http://www.euroasiapub.org

[7] Kane, V.E. (1986) Process Capability Indices. Journal of Quality Technology, 18, 41-52.

http://science.kennesaw.edu/~vkane/LSSInfo/KaneJQT

[8] Kahraman, F., Esme, U., Kulekci, M.K. and Kazancoglu, Y. (2012) Process Capability Analysis in Machining for Quality Improvement in Turning Operations. Material Testing, 54, 120-125.

http://dx.doi.org/10.3139/120.110306

[9] Mottonen, M., Belt, P., Harkonen, J., Haapasalo, H. and Kess, P. (2008) Manufacturing Process Capability and Specification Limits. The Open Industrial and Manufacturing Engineering Journal, 1, 29-36.

http://dx.doi.org/10.2174/1874152500801010029

[10] Senussi, G.H. (2007) Interaction Effect of Feed Rate and Cutting Speed in CNC-Turning on Chip Micro-Hardness of 304-Austenitic Stainless Steel. International Journal of Mechanical, Aerospace, Industrial, Mechatronic and Manufacturing Engineering, 1, 159-164.

http://waset.org/publications/4706

[11] Thakur, D.G., Ramamoorthy, B. and Vijayaraghavan, L. (2010) Effect of High Speed Cutting Parameters on the Surface Characteristics of Superalloy Inconel718. Proceedings of the World Congress on Engineering, Vol. III, London, 30 June-2 July 2010. www.iaeng.org/publication/WCE2010/WCE2010_pp2108-2111

[12] Patil, M. and Patil, R.J. (2014) Study Effect of HSS Single Point Cutting Tool Nose Radius on Cutting Edge Strength and Tool Wear in Machining of EN9. International Journal of Science and Research, 3, 2563-2567.
www.ijsr.net/archive/v3i12/U1VCMTQxMDcw

[13] Ojolo, S.J. and Ogunkomaiya, O. (2014) A Study of Effects of Machining Parameters on Tool Life.

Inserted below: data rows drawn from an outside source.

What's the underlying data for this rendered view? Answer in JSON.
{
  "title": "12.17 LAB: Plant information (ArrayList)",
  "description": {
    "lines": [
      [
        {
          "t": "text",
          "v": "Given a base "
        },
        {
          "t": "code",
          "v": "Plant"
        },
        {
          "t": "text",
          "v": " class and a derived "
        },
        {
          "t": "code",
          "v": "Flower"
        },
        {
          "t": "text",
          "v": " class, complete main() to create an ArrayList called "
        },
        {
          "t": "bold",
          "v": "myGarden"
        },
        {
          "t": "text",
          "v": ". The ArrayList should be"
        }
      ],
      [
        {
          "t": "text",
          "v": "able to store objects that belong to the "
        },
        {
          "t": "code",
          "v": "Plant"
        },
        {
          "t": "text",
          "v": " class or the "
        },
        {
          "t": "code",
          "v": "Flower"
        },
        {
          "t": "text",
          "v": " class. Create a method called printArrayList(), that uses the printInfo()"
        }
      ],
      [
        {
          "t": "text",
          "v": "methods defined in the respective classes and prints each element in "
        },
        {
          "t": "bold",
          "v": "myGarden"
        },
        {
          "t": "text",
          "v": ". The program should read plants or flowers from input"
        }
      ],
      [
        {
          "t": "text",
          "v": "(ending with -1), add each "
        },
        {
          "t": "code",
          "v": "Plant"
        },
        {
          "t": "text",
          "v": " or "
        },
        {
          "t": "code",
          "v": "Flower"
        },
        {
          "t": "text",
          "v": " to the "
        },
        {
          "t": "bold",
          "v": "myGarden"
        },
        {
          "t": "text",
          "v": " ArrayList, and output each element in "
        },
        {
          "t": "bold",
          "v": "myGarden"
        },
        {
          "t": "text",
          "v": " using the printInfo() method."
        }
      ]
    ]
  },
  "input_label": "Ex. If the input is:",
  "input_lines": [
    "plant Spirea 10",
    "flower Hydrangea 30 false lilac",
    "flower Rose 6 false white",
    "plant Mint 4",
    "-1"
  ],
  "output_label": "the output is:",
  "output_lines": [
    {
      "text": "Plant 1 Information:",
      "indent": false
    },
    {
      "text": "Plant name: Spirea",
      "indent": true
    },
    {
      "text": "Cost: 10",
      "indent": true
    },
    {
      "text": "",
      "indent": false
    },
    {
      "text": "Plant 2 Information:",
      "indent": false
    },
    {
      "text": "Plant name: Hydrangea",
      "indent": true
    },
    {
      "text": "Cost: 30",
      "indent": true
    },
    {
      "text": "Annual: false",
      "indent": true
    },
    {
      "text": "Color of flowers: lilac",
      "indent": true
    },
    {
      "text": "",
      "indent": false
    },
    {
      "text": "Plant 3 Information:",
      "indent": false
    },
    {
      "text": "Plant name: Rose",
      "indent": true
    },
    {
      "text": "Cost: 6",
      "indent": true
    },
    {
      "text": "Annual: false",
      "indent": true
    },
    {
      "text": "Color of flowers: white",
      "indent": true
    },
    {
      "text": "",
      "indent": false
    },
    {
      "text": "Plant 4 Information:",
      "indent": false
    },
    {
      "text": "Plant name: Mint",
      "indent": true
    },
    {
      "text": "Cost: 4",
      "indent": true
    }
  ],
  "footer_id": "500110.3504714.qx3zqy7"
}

International Journal of Materials Science and Applications, 3, 183-199.

http://dx.doi.org/10.11648/j.ijmsa.20140305.19

[14] Gokkaya, H. and Taskesen, A. (2008) The Effects of Cutting Speed and Feed Rate on Bue-Bul Formation, Cutting Forces and Surface Roughness When Machining Aa6351 (T6) Alloy. Strojniskivestnik—Journal of Mechanical Engineering, 54, 521-530. www.sv-jme.eu/scripts/download.php?file=/data/upload

[15] Selvaraj, D.P. and Chandramohan, P. (2010) Influence of Cutting Speed, Feed Rate and Bulk Texture on the Surface Finish of Nitrogen Alloyed Duplex Stainless Steels during Dry Turning. Engineering, 2, 453-460.

http://dx.doi.org/10.4236/eng.2010.26059

[16] Khidhir, B.A. and Mohamed, B. (2010) Study of Cutting Speed on Surface Roughness and Chip Formation When Machining Nickel-Based Alloy. Journal of Mechanical Science and Technology, 24, 1053-1059.

http://dx.doi.org/10.1007/s12206-010-0319-2

[17] Mears, L., Roth, J.T., Djurdjanovic, D., Yang, X. and Kurfess, T. (2009) Quality and Inspection of Machining Operations: CMM Integration to the Machine Tool. Journal of Manufacturing Science and Engineering, 131, 051006.

http://dx.doi.org/10.1115/1.3184085

[18] Abdullah, A.B., Chia, L.Y. and Samad, Z. (2008) The Effect of Feed Rate and Cutting Speed to Surface Roughness. Asian Journal of Scientific Research, 1, 12-21.

http://dx.doi.org/10.3923/ajsr.2008.12.21

[19] Joglehar, A.M. (2003) Statistical Method for Six Sigma. John-Wiley & Sons, Inc.

http://dx.doi.org/10.1002/0471721212